(DATA SHOWN)

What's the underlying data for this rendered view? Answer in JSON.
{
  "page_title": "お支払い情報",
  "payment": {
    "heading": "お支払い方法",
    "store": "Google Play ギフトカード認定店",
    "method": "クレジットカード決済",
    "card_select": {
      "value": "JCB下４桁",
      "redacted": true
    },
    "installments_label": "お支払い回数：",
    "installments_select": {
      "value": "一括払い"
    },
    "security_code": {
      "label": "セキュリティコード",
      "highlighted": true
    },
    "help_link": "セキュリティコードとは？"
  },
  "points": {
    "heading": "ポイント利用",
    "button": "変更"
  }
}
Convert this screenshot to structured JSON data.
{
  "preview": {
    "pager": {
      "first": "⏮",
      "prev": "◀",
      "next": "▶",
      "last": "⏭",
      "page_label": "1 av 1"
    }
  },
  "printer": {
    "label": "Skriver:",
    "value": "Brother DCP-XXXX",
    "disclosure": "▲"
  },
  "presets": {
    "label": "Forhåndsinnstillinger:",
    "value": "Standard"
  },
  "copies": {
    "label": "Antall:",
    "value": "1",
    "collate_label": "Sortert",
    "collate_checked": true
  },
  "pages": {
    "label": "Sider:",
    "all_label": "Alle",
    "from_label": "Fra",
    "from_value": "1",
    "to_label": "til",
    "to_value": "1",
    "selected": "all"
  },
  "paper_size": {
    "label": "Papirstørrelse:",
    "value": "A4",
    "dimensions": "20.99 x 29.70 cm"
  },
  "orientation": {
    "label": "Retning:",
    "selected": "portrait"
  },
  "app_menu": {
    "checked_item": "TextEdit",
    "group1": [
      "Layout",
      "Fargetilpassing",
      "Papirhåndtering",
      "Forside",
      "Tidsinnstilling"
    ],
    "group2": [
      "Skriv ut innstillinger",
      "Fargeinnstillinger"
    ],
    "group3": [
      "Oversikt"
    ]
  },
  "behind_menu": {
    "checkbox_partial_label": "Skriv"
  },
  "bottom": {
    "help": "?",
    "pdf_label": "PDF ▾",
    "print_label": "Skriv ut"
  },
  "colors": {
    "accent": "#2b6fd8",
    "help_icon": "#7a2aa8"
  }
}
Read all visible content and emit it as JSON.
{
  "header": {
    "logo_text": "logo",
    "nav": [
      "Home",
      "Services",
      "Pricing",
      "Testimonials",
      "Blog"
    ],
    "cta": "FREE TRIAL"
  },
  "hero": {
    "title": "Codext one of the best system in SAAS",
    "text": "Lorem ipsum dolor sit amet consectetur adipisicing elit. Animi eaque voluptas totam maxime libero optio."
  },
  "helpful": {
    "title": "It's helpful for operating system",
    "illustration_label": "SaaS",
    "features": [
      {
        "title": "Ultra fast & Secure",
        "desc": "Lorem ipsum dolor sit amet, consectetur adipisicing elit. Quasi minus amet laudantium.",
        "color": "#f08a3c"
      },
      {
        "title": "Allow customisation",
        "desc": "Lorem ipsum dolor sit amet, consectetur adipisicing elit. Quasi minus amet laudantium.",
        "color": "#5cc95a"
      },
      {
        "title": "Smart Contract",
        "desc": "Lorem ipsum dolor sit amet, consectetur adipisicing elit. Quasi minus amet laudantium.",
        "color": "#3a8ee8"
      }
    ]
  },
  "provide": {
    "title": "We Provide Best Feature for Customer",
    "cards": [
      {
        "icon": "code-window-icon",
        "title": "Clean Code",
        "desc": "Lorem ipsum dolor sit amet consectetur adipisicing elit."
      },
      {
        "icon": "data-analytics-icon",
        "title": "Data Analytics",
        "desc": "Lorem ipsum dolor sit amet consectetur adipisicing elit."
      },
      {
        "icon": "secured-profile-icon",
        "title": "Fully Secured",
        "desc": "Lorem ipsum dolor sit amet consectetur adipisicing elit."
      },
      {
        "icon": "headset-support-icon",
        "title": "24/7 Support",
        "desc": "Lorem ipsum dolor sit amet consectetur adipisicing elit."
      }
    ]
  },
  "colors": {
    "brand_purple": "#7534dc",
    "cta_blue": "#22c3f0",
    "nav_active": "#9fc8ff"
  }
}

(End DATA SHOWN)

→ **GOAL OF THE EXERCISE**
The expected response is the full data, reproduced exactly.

→ **ANSWER FOR THIS EXERCISE**
What's the underlying data for this rendered view? Answer in JSON.
{
  "page_title": "お支払い情報",
  "payment": {
    "heading": "お支払い方法",
    "store": "Google Play ギフトカード認定店",
    "method": "クレジットカード決済",
    "card_select": {
      "value": "JCB下４桁",
      "redacted": true
    },
    "installments_label": "お支払い回数：",
    "installments_select": {
      "value": "一括払い"
    },
    "security_code": {
      "label": "セキュリティコード",
      "highlighted": true
    },
    "help_link": "セキュリティコードとは？"
  },
  "points": {
    "heading": "ポイント利用",
    "button": "変更"
  }
}
Convert this screenshot to structured JSON data.
{
  "preview": {
    "pager": {
      "first": "⏮",
      "prev": "◀",
      "next": "▶",
      "last": "⏭",
      "page_label": "1 av 1"
    }
  },
  "printer": {
    "label": "Skriver:",
    "value": "Brother DCP-XXXX",
    "disclosure": "▲"
  },
  "presets": {
    "label": "Forhåndsinnstillinger:",
    "value": "Standard"
  },
  "copies": {
    "label": "Antall:",
    "value": "1",
    "collate_label": "Sortert",
    "collate_checked": true
  },
  "pages": {
    "label": "Sider:",
    "all_label": "Alle",
    "from_label": "Fra",
    "from_value": "1",
    "to_label": "til",
    "to_value": "1",
    "selected": "all"
  },
  "paper_size": {
    "label": "Papirstørrelse:",
    "value": "A4",
    "dimensions": "20.99 x 29.70 cm"
  },
  "orientation": {
    "label": "Retning:",
    "selected": "portrait"
  },
  "app_menu": {
    "checked_item": "TextEdit",
    "group1": [
      "Layout",
      "Fargetilpassing",
      "Papirhåndtering",
      "Forside",
      "Tidsinnstilling"
    ],
    "group2": [
      "Skriv ut innstillinger",
      "Fargeinnstillinger"
    ],
    "group3": [
      "Oversikt"
    ]
  },
  "behind_menu": {
    "checkbox_partial_label": "Skriv"
  },
  "bottom": {
    "help": "?",
    "pdf_label": "PDF ▾",
    "print_label": "Skriv ut"
  },
  "colors": {
    "accent": "#2b6fd8",
    "help_icon": "#7a2aa8"
  }
}
Read all visible content and emit it as JSON.
{
  "header": {
    "logo_text": "logo",
    "nav": [
      "Home",
      "Services",
      "Pricing",
      "Testimonials",
      "Blog"
    ],
    "cta": "FREE TRIAL"
  },
  "hero": {
    "title": "Codext one of the best system in SAAS",
    "text": "Lorem ipsum dolor sit amet consectetur adipisicing elit. Animi eaque voluptas totam maxime libero optio."
  },
  "helpful": {
    "title": "It's helpful for operating system",
    "illustration_label": "SaaS",
    "features": [
      {
        "title": "Ultra fast & Secure",
        "desc": "Lorem ipsum dolor sit amet, consectetur adipisicing elit. Quasi minus amet laudantium.",
        "color": "#f08a3c"
      },
      {
        "title": "Allow customisation",
        "desc": "Lorem ipsum dolor sit amet, consectetur adipisicing elit. Quasi minus amet laudantium.",
        "color": "#5cc95a"
      },
      {
        "title": "Smart Contract",
        "desc": "Lorem ipsum dolor sit amet, consectetur adipisicing elit. Quasi minus amet laudantium.",
        "color": "#3a8ee8"
      }
    ]
  },
  "provide": {
    "title": "We Provide Best Feature for Customer",
    "cards": [
      {
        "icon": "code-window-icon",
        "title": "Clean Code",
        "desc": "Lorem ipsum dolor sit amet consectetur adipisicing elit."
      },
      {
        "icon": "data-analytics-icon",
        "title": "Data Analytics",
        "desc": "Lorem ipsum dolor sit amet consectetur adipisicing elit."
      },
      {
        "icon": "secured-profile-icon",
        "title": "Fully Secured",
        "desc": "Lorem ipsum dolor sit amet consectetur adipisicing elit."
      },
      {
        "icon": "headset-support-icon",
        "title": "24/7 Support",
        "desc": "Lorem ipsum dolor sit amet consectetur adipisicing elit."
      }
    ]
  },
  "colors": {
    "brand_purple": "#7534dc",
    "cta_blue": "#22c3f0",
    "nav_active": "#9fc8ff"
  }
}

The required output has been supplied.